Material provided »
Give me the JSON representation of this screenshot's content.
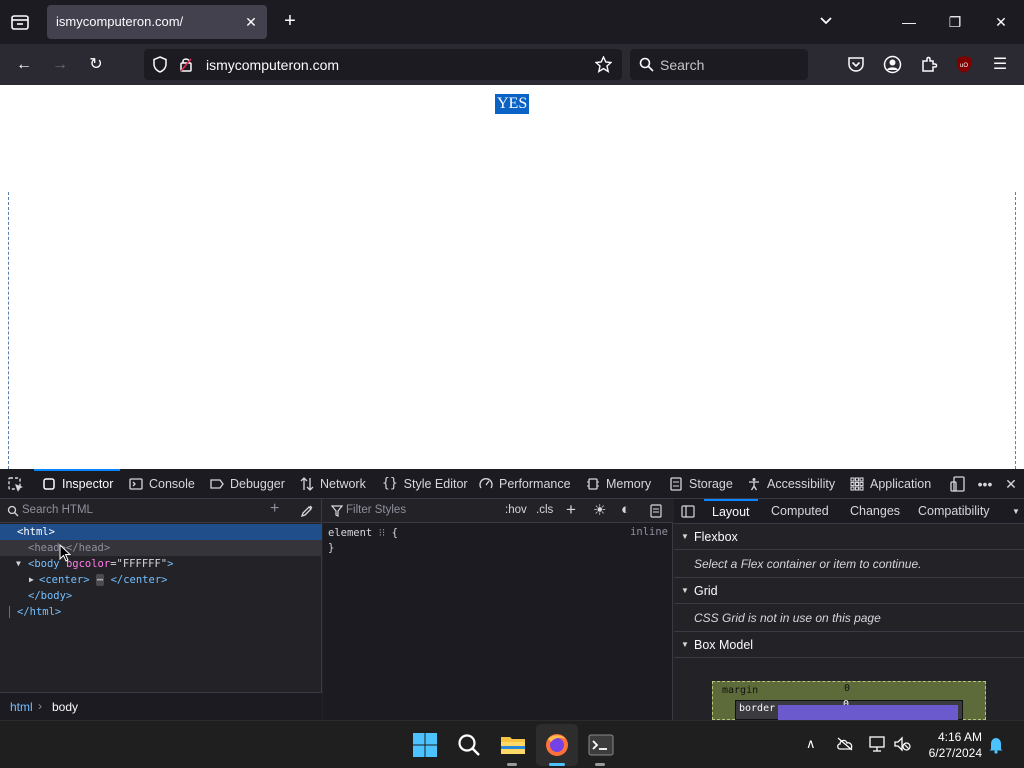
{
  "browser": {
    "tab_title": "ismycomputeron.com/",
    "url": "ismycomputeron.com",
    "search_placeholder": "Search"
  },
  "page": {
    "content_text": "YES"
  },
  "devtools": {
    "tools": [
      {
        "label": "Inspector"
      },
      {
        "label": "Console"
      },
      {
        "label": "Debugger"
      },
      {
        "label": "Network"
      },
      {
        "label": "Style Editor"
      },
      {
        "label": "Performance"
      },
      {
        "label": "Memory"
      },
      {
        "label": "Storage"
      },
      {
        "label": "Accessibility"
      },
      {
        "label": "Application"
      }
    ],
    "search_html_placeholder": "Search HTML",
    "tree": {
      "html_open": "<html>",
      "head": "<head></head>",
      "body_tag_open": "<body ",
      "body_attr_name": "bgcolor",
      "body_attr_eq": "=",
      "body_attr_value": "\"FFFFFF\"",
      "body_tag_close": ">",
      "center_open": "<center>",
      "center_ellipsis": "⋯",
      "center_close": "</center>",
      "body_close": "</body>",
      "html_close": "</html>"
    },
    "breadcrumb": [
      "html",
      "body"
    ],
    "filter_styles_placeholder": "Filter Styles",
    "hov": ":hov",
    "cls": ".cls",
    "rule_selector": "element",
    "rule_open": "{",
    "rule_close": "}",
    "rule_source": "inline",
    "right_tabs": [
      "Layout",
      "Computed",
      "Changes",
      "Compatibility"
    ],
    "flexbox_title": "Flexbox",
    "flexbox_msg": "Select a Flex container or item to continue.",
    "grid_title": "Grid",
    "grid_msg": "CSS Grid is not in use on this page",
    "boxmodel_title": "Box Model",
    "margin_label": "margin",
    "margin_value": "0",
    "border_label": "border",
    "border_value": "0"
  },
  "taskbar": {
    "time": "4:16 AM",
    "date": "6/27/2024"
  },
  "colors": {
    "accent": "#0a84ff",
    "selection": "#0b63c5"
  }
}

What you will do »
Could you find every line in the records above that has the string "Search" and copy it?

Exercise result »
    "search_placeholder": "Search"
    "search_html_placeholder": "Search HTML",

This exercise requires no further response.